■ Supplied data ■
· · · · ·

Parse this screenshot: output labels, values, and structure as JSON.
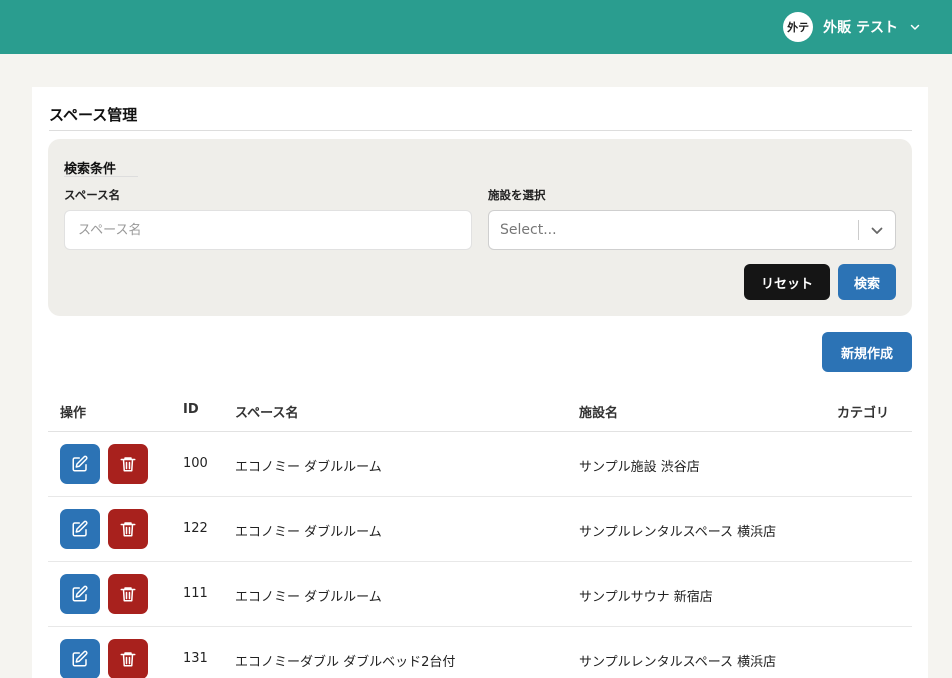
{
  "header": {
    "avatar_text": "外テ",
    "user_name": "外販 テスト"
  },
  "page": {
    "title": "スペース管理"
  },
  "search": {
    "title": "検索条件",
    "space_name_label": "スペース名",
    "space_name_placeholder": "スペース名",
    "facility_label": "施設を選択",
    "facility_placeholder": "Select...",
    "reset_label": "リセット",
    "search_label": "検索"
  },
  "actions": {
    "new_label": "新規作成"
  },
  "table": {
    "headers": {
      "actions": "操作",
      "id": "ID",
      "space_name": "スペース名",
      "facility_name": "施設名",
      "category": "カテゴリ"
    },
    "rows": [
      {
        "id": "100",
        "space_name": "エコノミー ダブルルーム",
        "facility_name": "サンプル施設 渋谷店",
        "category": ""
      },
      {
        "id": "122",
        "space_name": "エコノミー ダブルルーム",
        "facility_name": "サンプルレンタルスペース 横浜店",
        "category": ""
      },
      {
        "id": "111",
        "space_name": "エコノミー ダブルルーム",
        "facility_name": "サンプルサウナ 新宿店",
        "category": ""
      },
      {
        "id": "131",
        "space_name": "エコノミーダブル ダブルベッド2台付",
        "facility_name": "サンプルレンタルスペース 横浜店",
        "category": ""
      }
    ]
  },
  "colors": {
    "header_bg": "#2a9d8f",
    "primary": "#2c73b5",
    "danger": "#a8211d",
    "dark": "#151515"
  },
  "icons": {
    "edit": "edit-icon",
    "delete": "trash-icon",
    "user_menu": "chevron-down-icon",
    "select": "chevron-down-icon"
  }
}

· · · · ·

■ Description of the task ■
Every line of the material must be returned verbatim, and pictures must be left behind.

■ Task result ■
Parse this screenshot: output labels, values, and structure as JSON.
{
  "header": {
    "avatar_text": "外テ",
    "user_name": "外販 テスト"
  },
  "page": {
    "title": "スペース管理"
  },
  "search": {
    "title": "検索条件",
    "space_name_label": "スペース名",
    "space_name_placeholder": "スペース名",
    "facility_label": "施設を選択",
    "facility_placeholder": "Select...",
    "reset_label": "リセット",
    "search_label": "検索"
  },
  "actions": {
    "new_label": "新規作成"
  },
  "table": {
    "headers": {
      "actions": "操作",
      "id": "ID",
      "space_name": "スペース名",
      "facility_name": "施設名",
      "category": "カテゴリ"
    },
    "rows": [
      {
        "id": "100",
        "space_name": "エコノミー ダブルルーム",
        "facility_name": "サンプル施設 渋谷店",
        "category": ""
      },
      {
        "id": "122",
        "space_name": "エコノミー ダブルルーム",
        "facility_name": "サンプルレンタルスペース 横浜店",
        "category": ""
      },
      {
        "id": "111",
        "space_name": "エコノミー ダブルルーム",
        "facility_name": "サンプルサウナ 新宿店",
        "category": ""
      },
      {
        "id": "131",
        "space_name": "エコノミーダブル ダブルベッド2台付",
        "facility_name": "サンプルレンタルスペース 横浜店",
        "category": ""
      }
    ]
  },
  "colors": {
    "header_bg": "#2a9d8f",
    "primary": "#2c73b5",
    "danger": "#a8211d",
    "dark": "#151515"
  },
  "icons": {
    "edit": "edit-icon",
    "delete": "trash-icon",
    "user_menu": "chevron-down-icon",
    "select": "chevron-down-icon"
  }
}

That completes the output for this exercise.